# [Exercise]
Each entry below is to be printed verbatim.

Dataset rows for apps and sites
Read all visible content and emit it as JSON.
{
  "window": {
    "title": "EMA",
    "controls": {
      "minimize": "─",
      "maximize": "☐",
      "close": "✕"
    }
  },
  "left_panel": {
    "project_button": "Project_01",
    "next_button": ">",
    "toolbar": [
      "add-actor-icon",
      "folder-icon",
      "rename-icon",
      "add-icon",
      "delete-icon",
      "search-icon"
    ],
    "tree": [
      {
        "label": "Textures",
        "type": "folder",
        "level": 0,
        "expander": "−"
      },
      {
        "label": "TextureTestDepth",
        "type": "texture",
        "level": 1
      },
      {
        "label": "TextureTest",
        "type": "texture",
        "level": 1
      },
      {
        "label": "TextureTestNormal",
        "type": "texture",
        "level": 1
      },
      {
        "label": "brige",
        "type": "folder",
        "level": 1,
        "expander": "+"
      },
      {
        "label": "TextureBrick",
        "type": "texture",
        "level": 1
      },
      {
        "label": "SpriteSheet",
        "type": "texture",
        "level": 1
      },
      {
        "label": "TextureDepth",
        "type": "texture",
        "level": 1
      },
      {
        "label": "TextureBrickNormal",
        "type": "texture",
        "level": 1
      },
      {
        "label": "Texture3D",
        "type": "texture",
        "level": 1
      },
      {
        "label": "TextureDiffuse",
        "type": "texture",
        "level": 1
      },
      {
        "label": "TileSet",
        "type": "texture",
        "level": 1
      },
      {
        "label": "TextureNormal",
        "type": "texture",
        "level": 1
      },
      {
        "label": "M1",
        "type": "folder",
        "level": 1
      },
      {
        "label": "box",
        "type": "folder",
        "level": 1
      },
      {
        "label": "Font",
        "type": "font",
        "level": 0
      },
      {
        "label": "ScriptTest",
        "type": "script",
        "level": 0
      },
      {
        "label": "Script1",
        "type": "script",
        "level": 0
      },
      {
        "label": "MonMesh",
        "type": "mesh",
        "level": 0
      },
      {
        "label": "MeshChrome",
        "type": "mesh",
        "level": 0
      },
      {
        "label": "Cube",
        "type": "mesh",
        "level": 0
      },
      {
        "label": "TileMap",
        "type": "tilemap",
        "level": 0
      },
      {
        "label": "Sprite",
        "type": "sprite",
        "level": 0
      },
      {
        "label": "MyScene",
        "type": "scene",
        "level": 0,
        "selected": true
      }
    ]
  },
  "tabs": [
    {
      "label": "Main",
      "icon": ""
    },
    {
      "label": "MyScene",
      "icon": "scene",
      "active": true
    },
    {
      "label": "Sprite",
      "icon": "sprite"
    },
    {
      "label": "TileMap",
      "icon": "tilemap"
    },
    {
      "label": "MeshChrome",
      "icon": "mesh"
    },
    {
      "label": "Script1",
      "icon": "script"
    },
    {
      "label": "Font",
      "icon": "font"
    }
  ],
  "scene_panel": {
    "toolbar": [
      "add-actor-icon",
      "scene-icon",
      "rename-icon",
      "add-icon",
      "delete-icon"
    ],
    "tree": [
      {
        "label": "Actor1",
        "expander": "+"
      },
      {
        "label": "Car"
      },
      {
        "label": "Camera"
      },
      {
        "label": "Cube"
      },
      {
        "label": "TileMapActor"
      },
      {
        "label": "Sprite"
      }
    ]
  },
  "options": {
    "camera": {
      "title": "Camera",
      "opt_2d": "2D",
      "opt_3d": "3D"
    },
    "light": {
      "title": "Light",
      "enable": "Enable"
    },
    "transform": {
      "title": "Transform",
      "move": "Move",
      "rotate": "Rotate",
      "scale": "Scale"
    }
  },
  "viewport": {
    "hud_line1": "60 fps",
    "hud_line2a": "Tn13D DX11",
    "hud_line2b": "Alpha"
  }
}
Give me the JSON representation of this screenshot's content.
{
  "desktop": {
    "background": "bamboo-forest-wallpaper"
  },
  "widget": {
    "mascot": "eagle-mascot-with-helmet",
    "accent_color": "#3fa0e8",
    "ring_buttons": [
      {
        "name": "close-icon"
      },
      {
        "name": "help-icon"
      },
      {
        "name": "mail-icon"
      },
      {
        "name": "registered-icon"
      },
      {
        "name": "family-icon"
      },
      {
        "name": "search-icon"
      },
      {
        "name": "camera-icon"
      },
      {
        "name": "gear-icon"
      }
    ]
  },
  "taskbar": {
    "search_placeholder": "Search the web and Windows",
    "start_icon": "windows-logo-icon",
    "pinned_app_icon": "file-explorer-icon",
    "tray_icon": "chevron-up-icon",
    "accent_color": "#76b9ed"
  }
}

# [Exercise output]
Read all visible content and emit it as JSON.
{
  "window": {
    "title": "EMA",
    "controls": {
      "minimize": "─",
      "maximize": "☐",
      "close": "✕"
    }
  },
  "left_panel": {
    "project_button": "Project_01",
    "next_button": ">",
    "toolbar": [
      "add-actor-icon",
      "folder-icon",
      "rename-icon",
      "add-icon",
      "delete-icon",
      "search-icon"
    ],
    "tree": [
      {
        "label": "Textures",
        "type": "folder",
        "level": 0,
        "expander": "−"
      },
      {
        "label": "TextureTestDepth",
        "type": "texture",
        "level": 1
      },
      {
        "label": "TextureTest",
        "type": "texture",
        "level": 1
      },
      {
        "label": "TextureTestNormal",
        "type": "texture",
        "level": 1
      },
      {
        "label": "brige",
        "type": "folder",
        "level": 1,
        "expander": "+"
      },
      {
        "label": "TextureBrick",
        "type": "texture",
        "level": 1
      },
      {
        "label": "SpriteSheet",
        "type": "texture",
        "level": 1
      },
      {
        "label": "TextureDepth",
        "type": "texture",
        "level": 1
      },
      {
        "label": "TextureBrickNormal",
        "type": "texture",
        "level": 1
      },
      {
        "label": "Texture3D",
        "type": "texture",
        "level": 1
      },
      {
        "label": "TextureDiffuse",
        "type": "texture",
        "level": 1
      },
      {
        "label": "TileSet",
        "type": "texture",
        "level": 1
      },
      {
        "label": "TextureNormal",
        "type": "texture",
        "level": 1
      },
      {
        "label": "M1",
        "type": "folder",
        "level": 1
      },
      {
        "label": "box",
        "type": "folder",
        "level": 1
      },
      {
        "label": "Font",
        "type": "font",
        "level": 0
      },
      {
        "label": "ScriptTest",
        "type": "script",
        "level": 0
      },
      {
        "label": "Script1",
        "type": "script",
        "level": 0
      },
      {
        "label": "MonMesh",
        "type": "mesh",
        "level": 0
      },
      {
        "label": "MeshChrome",
        "type": "mesh",
        "level": 0
      },
      {
        "label": "Cube",
        "type": "mesh",
        "level": 0
      },
      {
        "label": "TileMap",
        "type": "tilemap",
        "level": 0
      },
      {
        "label": "Sprite",
        "type": "sprite",
        "level": 0
      },
      {
        "label": "MyScene",
        "type": "scene",
        "level": 0,
        "selected": true
      }
    ]
  },
  "tabs": [
    {
      "label": "Main",
      "icon": ""
    },
    {
      "label": "MyScene",
      "icon": "scene",
      "active": true
    },
    {
      "label": "Sprite",
      "icon": "sprite"
    },
    {
      "label": "TileMap",
      "icon": "tilemap"
    },
    {
      "label": "MeshChrome",
      "icon": "mesh"
    },
    {
      "label": "Script1",
      "icon": "script"
    },
    {
      "label": "Font",
      "icon": "font"
    }
  ],
  "scene_panel": {
    "toolbar": [
      "add-actor-icon",
      "scene-icon",
      "rename-icon",
      "add-icon",
      "delete-icon"
    ],
    "tree": [
      {
        "label": "Actor1",
        "expander": "+"
      },
      {
        "label": "Car"
      },
      {
        "label": "Camera"
      },
      {
        "label": "Cube"
      },
      {
        "label": "TileMapActor"
      },
      {
        "label": "Sprite"
      }
    ]
  },
  "options": {
    "camera": {
      "title": "Camera",
      "opt_2d": "2D",
      "opt_3d": "3D"
    },
    "light": {
      "title": "Light",
      "enable": "Enable"
    },
    "transform": {
      "title": "Transform",
      "move": "Move",
      "rotate": "Rotate",
      "scale": "Scale"
    }
  },
  "viewport": {
    "hud_line1": "60 fps",
    "hud_line2a": "Tn13D DX11",
    "hud_line2b": "Alpha"
  }
}
Give me the JSON representation of this screenshot's content.
{
  "desktop": {
    "background": "bamboo-forest-wallpaper"
  },
  "widget": {
    "mascot": "eagle-mascot-with-helmet",
    "accent_color": "#3fa0e8",
    "ring_buttons": [
      {
        "name": "close-icon"
      },
      {
        "name": "help-icon"
      },
      {
        "name": "mail-icon"
      },
      {
        "name": "registered-icon"
      },
      {
        "name": "family-icon"
      },
      {
        "name": "search-icon"
      },
      {
        "name": "camera-icon"
      },
      {
        "name": "gear-icon"
      }
    ]
  },
  "taskbar": {
    "search_placeholder": "Search the web and Windows",
    "start_icon": "windows-logo-icon",
    "pinned_app_icon": "file-explorer-icon",
    "tray_icon": "chevron-up-icon",
    "accent_color": "#76b9ed"
  }
}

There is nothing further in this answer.